Trump’s allegedly copied speech quickly became the center of discussion in America. The Trump campaign released many different statements to explain the similarities between the two speeches, but none truly addressed the fact that Trump’s speech was indeed plagiarized. Politicians such as Chris Christie, the governor of New Jersey, jumped to Melania Trump’s defense as well, stating that “93% of the speech [was] completely different than Michelle Obama’s speech.” Others claimed that Trump simply spoke about the same general themes as Obama did, making it “a mountain out of a molehill” to call it plagiarism.
However, Melania Trump’s defenders are clearly unaware of the definition of plagiarism. Like many current students, those jumping to Trump’s defense seem to mislabel plagiarism purely as copying and pasting words from another person’s work. Although this definition is not wrong, it is not complete either. According to Merriam Webster, the definition of plagiarism is “to use the words or ideas of another person as if they were your own words or ideas.” The key word here should be “ideas.” Plagiarism is not just taking another person’s work word for word; it is the theft of the writer’s ideas. Trump took Obama’s ideas of learning specific values and passing them down to the next generations, even using the same wording for parts of the theft. It is also important to note that the crime of plagiarizing is not lessened if the percentage of the work plagiarized is low. Chris Christie wrongly defended Melania by stating that only 7% of the speech was plagiarized. Plagiarization is plagiarization.
Events such as these set caustic standards for younger students by misdefining plagiarism and supporting the false notion that it’s okay to plagiarize in small amounts.

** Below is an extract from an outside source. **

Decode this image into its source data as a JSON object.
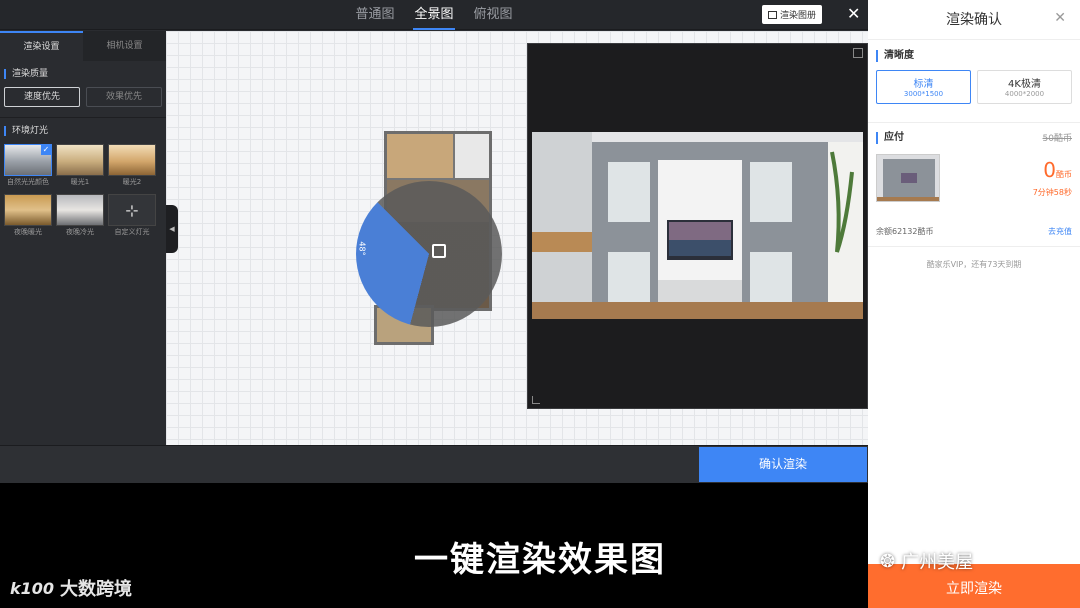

Luckily, many news and educational sources have stepped in to make sure that current students are properly informed on what plagiarism truly is. In particular, Turnitin, a company known for its plagiarism detecting software, used the event to educate folks about why the sections in Trump’s speech were considered “questionable,” as well as the “[types] of plagiarism” within the speech and Melania’s “intent.”